Posted by: Rebecca Deehr


Comment from AJ
Time March 23, 2011 at 12:38 pm

That Ottawa photo is unreal.

Comment from Bill Bradburd
Time March 23, 2011 at 1:27 pm

please don’t lose sight of the Urban Village Transit Plan which is critical to helping Seattle residents get around town with out a car.

Too much focus on downtown and light rail will not help us address the vast majority of SOV trips that are for non-commute purposes.

Comment from Roman
Time March 25, 2011 at 3:11 am

Bus with the bicycle – epic picture !

Comment from Ruth Fruland
Time March 25, 2011 at 12:20 pm

Visiting the ‘other’ Washington during its Environmental Film Festival, I ran across this documentary about Bogota, which may have some worthwhile ideas related to city transportation, democracy, and sustainability.
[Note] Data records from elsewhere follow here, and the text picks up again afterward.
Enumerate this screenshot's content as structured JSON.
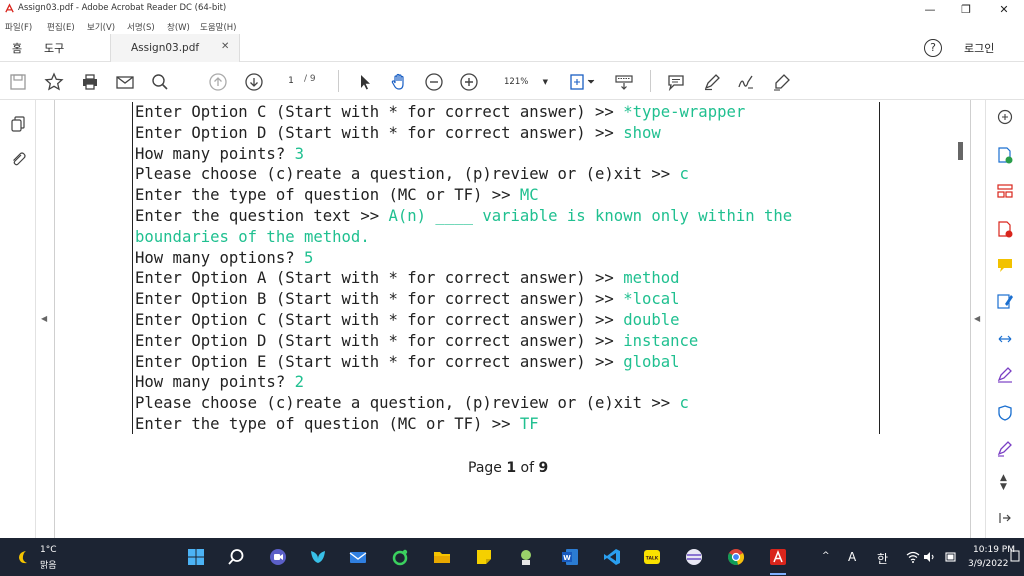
{
  "window": {
    "title": "Assign03.pdf - Adobe Acrobat Reader DC (64-bit)"
  },
  "menu": [
    "파일(F)",
    "편집(E)",
    "보기(V)",
    "서명(S)",
    "창(W)",
    "도움말(H)"
  ],
  "tabs": {
    "home": "홈",
    "tools": "도구",
    "document": "Assign03.pdf",
    "login": "로그인",
    "help": "?"
  },
  "toolbar": {
    "current_page": "1",
    "total_pages": "/ 9",
    "zoom": "121%"
  },
  "document": {
    "lines": [
      {
        "prompt": "Enter Option C (Start with * for correct answer) >> ",
        "answer": "*type-wrapper"
      },
      {
        "prompt": "Enter Option D (Start with * for correct answer) >> ",
        "answer": "show"
      },
      {
        "prompt": "How many points? ",
        "answer": "3"
      },
      {
        "prompt": "Please choose (c)reate a question, (p)review or (e)xit >> ",
        "answer": "c"
      },
      {
        "prompt": "Enter the type of question (MC or TF) >> ",
        "answer": "MC"
      },
      {
        "prompt": "Enter the question text >> ",
        "answer": "A(n) ____ variable is known only within the"
      },
      {
        "prompt": "",
        "answer": "boundaries of the method."
      },
      {
        "prompt": "How many options? ",
        "answer": "5"
      },
      {
        "prompt": "Enter Option A (Start with * for correct answer) >> ",
        "answer": "method"
      },
      {
        "prompt": "Enter Option B (Start with * for correct answer) >> ",
        "answer": "*local"
      },
      {
        "prompt": "Enter Option C (Start with * for correct answer) >> ",
        "answer": "double"
      },
      {
        "prompt": "Enter Option D (Start with * for correct answer) >> ",
        "answer": "instance"
      },
      {
        "prompt": "Enter Option E (Start with * for correct answer) >> ",
        "answer": "global"
      },
      {
        "prompt": "How many points? ",
        "answer": "2"
      },
      {
        "prompt": "Please choose (c)reate a question, (p)review or (e)xit >> ",
        "answer": "c"
      },
      {
        "prompt": "Enter the type of question (MC or TF) >> ",
        "answer": "TF"
      }
    ],
    "page_label_prefix": "Page ",
    "page_label_current": "1",
    "page_label_mid": " of ",
    "page_label_total": "9"
  },
  "taskbar": {
    "temperature": "1°C",
    "weather": "맑음",
    "ime_a": "A",
    "ime_han": "한",
    "time": "10:19 PM",
    "date": "3/9/2022"
  },
  "colors": {
    "answer": "#20c090",
    "taskbar": "#1c2433",
    "acrobat_red": "#d9251c"
  }
}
It’s online, ironically, at the following website:

Comment from Portlander
Time March 28, 2011 at 11:27 am

I’m disappointed with Metro’s proposals for trolleybuses. Using hybrid buses instead doesn’t make sense for Seattle’s steep hillclimb routes. And it doesn’t make sense to remove trolleybuses from 1st Ave and run a streetcar line there.

A 1st Ave “Left Lane/Center Station” streetcar line “exclusively separated” from curbside diesel and hybrid bus service, neither running frequently, is NOT a good transit design. Metro’s design for 1st Ave will fail.

Curbside trolleybus service on 1st Ave operating at (or under) 5-minute frequency is ideal between King and Mercer. An upgrade to a low-floor model trolleybus is long overdue but the proposed articulated model is not appropriate for hillclimbs nor frequent service.

Connect the First Hill Streetcar to a new Waterfront Streetcar Line. SDOT says it’s not possible but their new Alaskan Way boulevard design is likewise NOT good design.

A bridge over the RR tracks at Broad Street would help manage traffic during waterfront reconstruction and thereafter. And, it could host streetcar tracks that from there run north on Elliott, cross Western onto 3rd Ave W. and turn east on some cross-street to a Seattle Center terminus or turnaround. Imagine that.

Keep trolleybus service on 1st Ave.
Reinstall the Waterfront Streetcar and connect it to the First & Capital Hills Line.
City officials that ignore public input, fail.

Comment from Christine Brushwood
Time March 29, 2011 at 6:45 am

The back door on the buses has changed, and now makes a very loud piston popping sound that drives me crazy! It didnt used to be like that and I want the doors to open quietly again. There should be more care for the sounds that things make.

Comment from Benjaimin
Time May 11, 2011 at 11:20 am

Please build a streetcar line from South Lake Union to Fremont and on to Ballard and build light rail line from SoDo to West Seattle. This modest rail investment along with Link will connect the major regions of the city.